Activity >> Repeat the data exactly, with every line included.

Dataset records >>
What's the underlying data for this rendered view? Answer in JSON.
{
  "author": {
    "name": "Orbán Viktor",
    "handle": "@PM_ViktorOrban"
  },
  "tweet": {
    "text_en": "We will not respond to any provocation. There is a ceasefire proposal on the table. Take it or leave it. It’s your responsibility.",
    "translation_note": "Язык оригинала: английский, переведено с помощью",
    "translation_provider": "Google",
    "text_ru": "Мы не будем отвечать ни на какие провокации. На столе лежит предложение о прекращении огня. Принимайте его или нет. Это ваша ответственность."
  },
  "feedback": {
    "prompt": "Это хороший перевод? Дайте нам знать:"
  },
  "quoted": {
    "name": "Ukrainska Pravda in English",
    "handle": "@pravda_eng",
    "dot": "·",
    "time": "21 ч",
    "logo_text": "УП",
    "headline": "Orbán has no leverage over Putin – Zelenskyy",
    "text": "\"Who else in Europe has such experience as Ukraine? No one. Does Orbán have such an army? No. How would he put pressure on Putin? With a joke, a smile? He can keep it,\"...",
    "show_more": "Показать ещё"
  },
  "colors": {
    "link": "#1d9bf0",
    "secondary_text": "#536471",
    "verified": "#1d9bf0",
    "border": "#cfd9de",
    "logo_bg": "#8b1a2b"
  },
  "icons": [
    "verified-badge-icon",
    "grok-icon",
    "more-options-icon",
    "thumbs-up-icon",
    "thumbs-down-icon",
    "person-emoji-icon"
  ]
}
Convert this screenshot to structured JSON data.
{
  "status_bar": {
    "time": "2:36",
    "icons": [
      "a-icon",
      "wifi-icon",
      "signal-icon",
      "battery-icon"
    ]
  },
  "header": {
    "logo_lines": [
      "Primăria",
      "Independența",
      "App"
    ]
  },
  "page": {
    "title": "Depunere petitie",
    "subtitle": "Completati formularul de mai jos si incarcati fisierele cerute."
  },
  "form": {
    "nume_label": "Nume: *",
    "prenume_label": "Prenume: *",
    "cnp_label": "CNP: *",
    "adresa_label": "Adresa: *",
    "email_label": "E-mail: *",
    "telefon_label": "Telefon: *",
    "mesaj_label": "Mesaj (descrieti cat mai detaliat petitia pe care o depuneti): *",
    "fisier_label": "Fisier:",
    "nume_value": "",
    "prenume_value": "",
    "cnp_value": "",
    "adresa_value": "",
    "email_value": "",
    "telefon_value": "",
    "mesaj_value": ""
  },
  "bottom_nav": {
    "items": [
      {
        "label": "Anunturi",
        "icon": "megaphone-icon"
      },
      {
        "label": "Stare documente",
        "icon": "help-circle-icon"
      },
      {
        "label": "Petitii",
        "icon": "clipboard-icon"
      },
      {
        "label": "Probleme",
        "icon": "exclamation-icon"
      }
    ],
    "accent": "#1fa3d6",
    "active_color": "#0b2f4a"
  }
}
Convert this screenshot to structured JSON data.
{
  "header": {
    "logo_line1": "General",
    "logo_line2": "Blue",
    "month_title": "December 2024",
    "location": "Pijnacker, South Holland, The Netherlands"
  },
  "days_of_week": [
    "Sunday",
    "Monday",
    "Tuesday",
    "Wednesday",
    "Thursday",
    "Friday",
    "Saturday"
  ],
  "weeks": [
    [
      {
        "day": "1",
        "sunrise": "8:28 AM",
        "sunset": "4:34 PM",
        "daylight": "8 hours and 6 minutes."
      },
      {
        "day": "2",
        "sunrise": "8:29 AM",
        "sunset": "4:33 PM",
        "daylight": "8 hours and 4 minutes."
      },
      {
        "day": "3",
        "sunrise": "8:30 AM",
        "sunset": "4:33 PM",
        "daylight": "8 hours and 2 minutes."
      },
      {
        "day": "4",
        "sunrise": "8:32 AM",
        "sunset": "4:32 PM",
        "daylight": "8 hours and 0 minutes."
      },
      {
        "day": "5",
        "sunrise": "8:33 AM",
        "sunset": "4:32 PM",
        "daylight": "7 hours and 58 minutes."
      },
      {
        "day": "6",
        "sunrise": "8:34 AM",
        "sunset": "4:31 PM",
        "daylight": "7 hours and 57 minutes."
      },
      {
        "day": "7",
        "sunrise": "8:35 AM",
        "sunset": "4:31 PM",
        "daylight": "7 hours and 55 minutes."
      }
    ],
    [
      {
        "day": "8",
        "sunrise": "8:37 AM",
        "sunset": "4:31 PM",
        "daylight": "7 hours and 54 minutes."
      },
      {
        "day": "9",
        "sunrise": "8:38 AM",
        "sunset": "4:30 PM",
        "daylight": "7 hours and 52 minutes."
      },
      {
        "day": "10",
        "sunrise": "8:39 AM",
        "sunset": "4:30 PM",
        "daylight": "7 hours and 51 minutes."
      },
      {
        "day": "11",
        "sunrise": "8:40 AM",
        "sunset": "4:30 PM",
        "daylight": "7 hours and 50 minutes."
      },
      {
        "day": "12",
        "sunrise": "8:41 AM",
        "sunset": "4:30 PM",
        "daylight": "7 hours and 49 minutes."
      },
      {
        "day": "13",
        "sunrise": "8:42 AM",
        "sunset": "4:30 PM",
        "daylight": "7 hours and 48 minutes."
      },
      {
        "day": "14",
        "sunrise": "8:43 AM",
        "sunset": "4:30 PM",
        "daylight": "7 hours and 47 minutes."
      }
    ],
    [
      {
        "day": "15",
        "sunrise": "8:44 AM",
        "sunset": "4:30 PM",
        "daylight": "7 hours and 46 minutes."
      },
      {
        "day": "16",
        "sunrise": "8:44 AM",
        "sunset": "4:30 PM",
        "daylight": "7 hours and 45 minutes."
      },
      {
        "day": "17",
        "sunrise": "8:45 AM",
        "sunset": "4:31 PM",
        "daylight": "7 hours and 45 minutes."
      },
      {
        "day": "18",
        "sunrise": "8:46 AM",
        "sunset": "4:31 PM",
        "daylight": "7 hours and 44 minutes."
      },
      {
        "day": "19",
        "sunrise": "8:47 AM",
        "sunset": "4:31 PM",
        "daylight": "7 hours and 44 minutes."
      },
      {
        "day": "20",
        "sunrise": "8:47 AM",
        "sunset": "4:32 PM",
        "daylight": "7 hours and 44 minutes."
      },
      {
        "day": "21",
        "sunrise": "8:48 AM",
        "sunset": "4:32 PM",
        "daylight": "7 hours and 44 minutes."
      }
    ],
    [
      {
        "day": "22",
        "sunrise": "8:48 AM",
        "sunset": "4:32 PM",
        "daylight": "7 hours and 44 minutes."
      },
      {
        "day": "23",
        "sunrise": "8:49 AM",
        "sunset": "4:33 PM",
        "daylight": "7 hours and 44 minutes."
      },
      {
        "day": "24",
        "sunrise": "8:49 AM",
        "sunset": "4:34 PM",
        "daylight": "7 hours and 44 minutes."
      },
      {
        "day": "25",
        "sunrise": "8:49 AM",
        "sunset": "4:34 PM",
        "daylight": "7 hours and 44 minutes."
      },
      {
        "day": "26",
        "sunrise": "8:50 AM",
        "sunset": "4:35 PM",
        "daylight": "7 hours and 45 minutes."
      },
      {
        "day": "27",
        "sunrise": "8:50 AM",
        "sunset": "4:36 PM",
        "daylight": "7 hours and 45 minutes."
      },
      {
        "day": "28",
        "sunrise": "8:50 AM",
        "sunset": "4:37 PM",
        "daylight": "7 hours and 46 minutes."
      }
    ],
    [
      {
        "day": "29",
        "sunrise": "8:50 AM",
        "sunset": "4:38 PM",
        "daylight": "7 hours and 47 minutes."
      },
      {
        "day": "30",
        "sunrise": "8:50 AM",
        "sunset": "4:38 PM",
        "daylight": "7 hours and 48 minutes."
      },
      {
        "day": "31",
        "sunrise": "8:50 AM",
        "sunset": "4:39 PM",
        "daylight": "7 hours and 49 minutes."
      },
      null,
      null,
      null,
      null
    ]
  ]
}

Answer section >>
What's the underlying data for this rendered view? Answer in JSON.
{
  "author": {
    "name": "Orbán Viktor",
    "handle": "@PM_ViktorOrban"
  },
  "tweet": {
    "text_en": "We will not respond to any provocation. There is a ceasefire proposal on the table. Take it or leave it. It’s your responsibility.",
    "translation_note": "Язык оригинала: английский, переведено с помощью",
    "translation_provider": "Google",
    "text_ru": "Мы не будем отвечать ни на какие провокации. На столе лежит предложение о прекращении огня. Принимайте его или нет. Это ваша ответственность."
  },
  "feedback": {
    "prompt": "Это хороший перевод? Дайте нам знать:"
  },
  "quoted": {
    "name": "Ukrainska Pravda in English",
    "handle": "@pravda_eng",
    "dot": "·",
    "time": "21 ч",
    "logo_text": "УП",
    "headline": "Orbán has no leverage over Putin – Zelenskyy",
    "text": "\"Who else in Europe has such experience as Ukraine? No one. Does Orbán have such an army? No. How would he put pressure on Putin? With a joke, a smile? He can keep it,\"...",
    "show_more": "Показать ещё"
  },
  "colors": {
    "link": "#1d9bf0",
    "secondary_text": "#536471",
    "verified": "#1d9bf0",
    "border": "#cfd9de",
    "logo_bg": "#8b1a2b"
  },
  "icons": [
    "verified-badge-icon",
    "grok-icon",
    "more-options-icon",
    "thumbs-up-icon",
    "thumbs-down-icon",
    "person-emoji-icon"
  ]
}
Convert this screenshot to structured JSON data.
{
  "status_bar": {
    "time": "2:36",
    "icons": [
      "a-icon",
      "wifi-icon",
      "signal-icon",
      "battery-icon"
    ]
  },
  "header": {
    "logo_lines": [
      "Primăria",
      "Independența",
      "App"
    ]
  },
  "page": {
    "title": "Depunere petitie",
    "subtitle": "Completati formularul de mai jos si incarcati fisierele cerute."
  },
  "form": {
    "nume_label": "Nume: *",
    "prenume_label": "Prenume: *",
    "cnp_label": "CNP: *",
    "adresa_label": "Adresa: *",
    "email_label": "E-mail: *",
    "telefon_label": "Telefon: *",
    "mesaj_label": "Mesaj (descrieti cat mai detaliat petitia pe care o depuneti): *",
    "fisier_label": "Fisier:",
    "nume_value": "",
    "prenume_value": "",
    "cnp_value": "",
    "adresa_value": "",
    "email_value": "",
    "telefon_value": "",
    "mesaj_value": ""
  },
  "bottom_nav": {
    "items": [
      {
        "label": "Anunturi",
        "icon": "megaphone-icon"
      },
      {
        "label": "Stare documente",
        "icon": "help-circle-icon"
      },
      {
        "label": "Petitii",
        "icon": "clipboard-icon"
      },
      {
        "label": "Probleme",
        "icon": "exclamation-icon"
      }
    ],
    "accent": "#1fa3d6",
    "active_color": "#0b2f4a"
  }
}
Convert this screenshot to structured JSON data.
{
  "header": {
    "logo_line1": "General",
    "logo_line2": "Blue",
    "month_title": "December 2024",
    "location": "Pijnacker, South Holland, The Netherlands"
  },
  "days_of_week": [
    "Sunday",
    "Monday",
    "Tuesday",
    "Wednesday",
    "Thursday",
    "Friday",
    "Saturday"
  ],
  "weeks": [
    [
      {
        "day": "1",
        "sunrise": "8:28 AM",
        "sunset": "4:34 PM",
        "daylight": "8 hours and 6 minutes."
      },
      {
        "day": "2",
        "sunrise": "8:29 AM",
        "sunset": "4:33 PM",
        "daylight": "8 hours and 4 minutes."
      },
      {
        "day": "3",
        "sunrise": "8:30 AM",
        "sunset": "4:33 PM",
        "daylight": "8 hours and 2 minutes."
      },
      {
        "day": "4",
        "sunrise": "8:32 AM",
        "sunset": "4:32 PM",
        "daylight": "8 hours and 0 minutes."
      },
      {
        "day": "5",
        "sunrise": "8:33 AM",
        "sunset": "4:32 PM",
        "daylight": "7 hours and 58 minutes."
      },
      {
        "day": "6",
        "sunrise": "8:34 AM",
        "sunset": "4:31 PM",
        "daylight": "7 hours and 57 minutes."
      },
      {
        "day": "7",
        "sunrise": "8:35 AM",
        "sunset": "4:31 PM",
        "daylight": "7 hours and 55 minutes."
      }
    ],
    [
      {
        "day": "8",
        "sunrise": "8:37 AM",
        "sunset": "4:31 PM",
        "daylight": "7 hours and 54 minutes."
      },
      {
        "day": "9",
        "sunrise": "8:38 AM",
        "sunset": "4:30 PM",
        "daylight": "7 hours and 52 minutes."
      },
      {
        "day": "10",
        "sunrise": "8:39 AM",
        "sunset": "4:30 PM",
        "daylight": "7 hours and 51 minutes."
      },
      {
        "day": "11",
        "sunrise": "8:40 AM",
        "sunset": "4:30 PM",
        "daylight": "7 hours and 50 minutes."
      },
      {
        "day": "12",
        "sunrise": "8:41 AM",
        "sunset": "4:30 PM",
        "daylight": "7 hours and 49 minutes."
      },
      {
        "day": "13",
        "sunrise": "8:42 AM",
        "sunset": "4:30 PM",
        "daylight": "7 hours and 48 minutes."
      },
      {
        "day": "14",
        "sunrise": "8:43 AM",
        "sunset": "4:30 PM",
        "daylight": "7 hours and 47 minutes."
      }
    ],
    [
      {
        "day": "15",
        "sunrise": "8:44 AM",
        "sunset": "4:30 PM",
        "daylight": "7 hours and 46 minutes."
      },
      {
        "day": "16",
        "sunrise": "8:44 AM",
        "sunset": "4:30 PM",
        "daylight": "7 hours and 45 minutes."
      },
      {
        "day": "17",
        "sunrise": "8:45 AM",
        "sunset": "4:31 PM",
        "daylight": "7 hours and 45 minutes."
      },
      {
        "day": "18",
        "sunrise": "8:46 AM",
        "sunset": "4:31 PM",
        "daylight": "7 hours and 44 minutes."
      },
      {
        "day": "19",
        "sunrise": "8:47 AM",
        "sunset": "4:31 PM",
        "daylight": "7 hours and 44 minutes."
      },
      {
        "day": "20",
        "sunrise": "8:47 AM",
        "sunset": "4:32 PM",
        "daylight": "7 hours and 44 minutes."
      },
      {
        "day": "21",
        "sunrise": "8:48 AM",
        "sunset": "4:32 PM",
        "daylight": "7 hours and 44 minutes."
      }
    ],
    [
      {
        "day": "22",
        "sunrise": "8:48 AM",
        "sunset": "4:32 PM",
        "daylight": "7 hours and 44 minutes."
      },
      {
        "day": "23",
        "sunrise": "8:49 AM",
        "sunset": "4:33 PM",
        "daylight": "7 hours and 44 minutes."
      },
      {
        "day": "24",
        "sunrise": "8:49 AM",
        "sunset": "4:34 PM",
        "daylight": "7 hours and 44 minutes."
      },
      {
        "day": "25",
        "sunrise": "8:49 AM",
        "sunset": "4:34 PM",
        "daylight": "7 hours and 44 minutes."
      },
      {
        "day": "26",
        "sunrise": "8:50 AM",
        "sunset": "4:35 PM",
        "daylight": "7 hours and 45 minutes."
      },
      {
        "day": "27",
        "sunrise": "8:50 AM",
        "sunset": "4:36 PM",
        "daylight": "7 hours and 45 minutes."
      },
      {
        "day": "28",
        "sunrise": "8:50 AM",
        "sunset": "4:37 PM",
        "daylight": "7 hours and 46 minutes."
      }
    ],
    [
      {
        "day": "29",
        "sunrise": "8:50 AM",
        "sunset": "4:38 PM",
        "daylight": "7 hours and 47 minutes."
      },
      {
        "day": "30",
        "sunrise": "8:50 AM",
        "sunset": "4:38 PM",
        "daylight": "7 hours and 48 minutes."
      },
      {
        "day": "31",
        "sunrise": "8:50 AM",
        "sunset": "4:39 PM",
        "daylight": "7 hours and 49 minutes."
      },
      null,
      null,
      null,
      null
    ]
  ]
}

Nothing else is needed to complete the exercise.